In addition to the client's testimony, a qualified expert witness, like a forensic toxicologist, must then provide opinion testimony that the BAC was likely below a .08% at the time of driving. 

The final element to a successful DMV hearing defense is the lawyer.  The DMV is in the business of suspending your license.  That is the norm.  To avoid normalcy, one needs an attorney with an exceptional reputation at the DMV.  Personally, I have found that the DMV responds better to simple straight forward arguments presented by likeable attorneys that they're familiar with.  Long winded legal arguments and objections are much less effective and in a lot of circumstances, actually alienate the DMV hearing officer who, by the way, usually didn't attend law school.  While there are no guarantees by a long shot, the only way to win a DMV hearing and save a license (and perhaps a career) is to rebut the presumption and do so in such a way that the DMV hearing officer has just cause to "set aside" your suspension in the event that the DMV supervisor is breathing down his or her neck. 

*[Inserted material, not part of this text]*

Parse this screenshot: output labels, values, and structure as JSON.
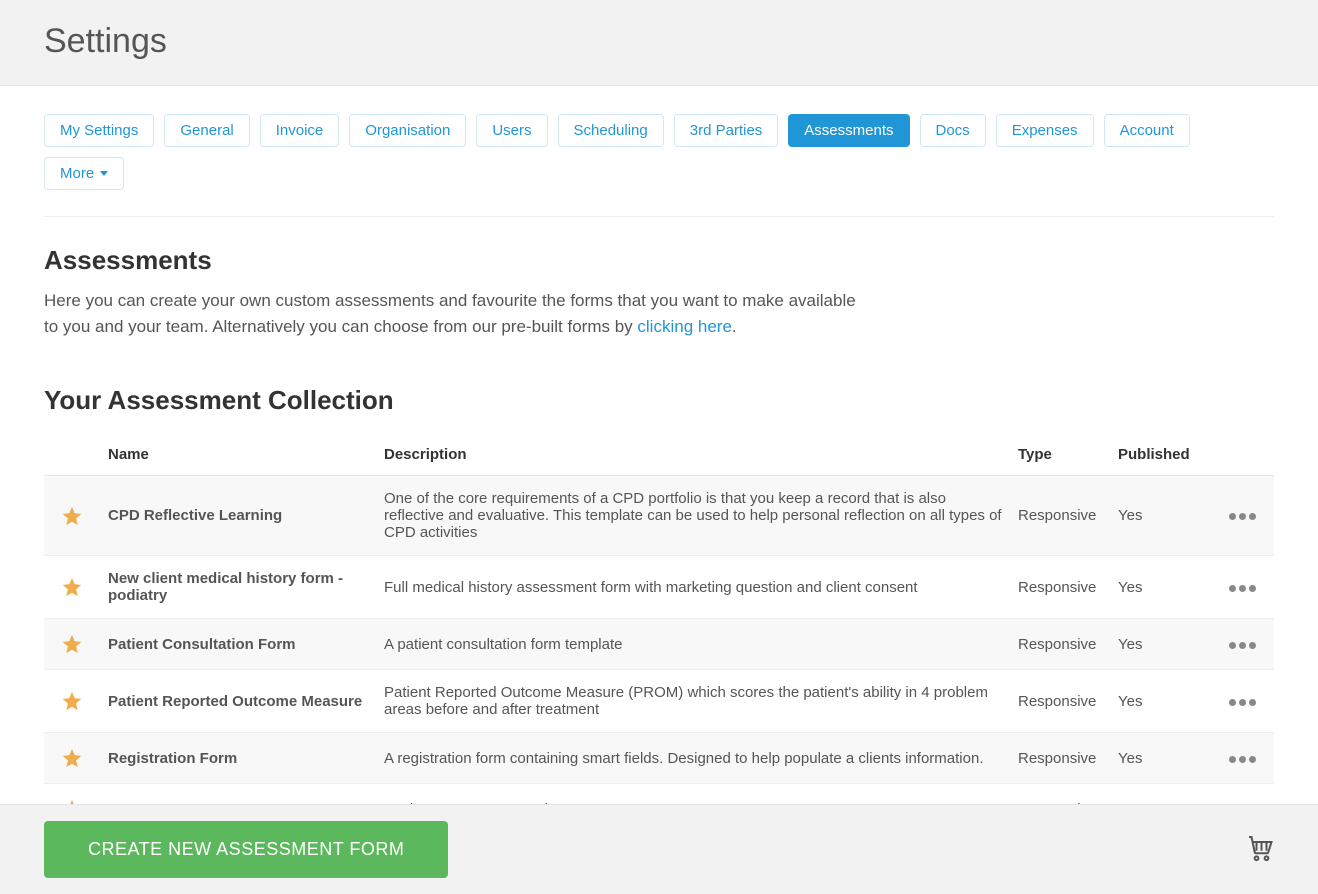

ALWAYS REQUEST A DMV HEARING WITHIN 10 DAYS OF ARREST.  This should be done by your lawyer, who can schedule an IN PERSON hearing and will prepare you to have the best chance to save your license.  Don't let some UNKNOWN LAWYER FROM A "DUI FIRM" DO YOUR HEARING OVER THE TELEPHONE IN YOUR ABSENCE ONLY TO FIND THAT YOU MAY HAVE ACTUALLY HAD A CHANCE TO SAVE YOUR LICENSE IF ONLY YOU HAD A REAL LAWYER WHO CARED ABOUT YOUR SITUATION!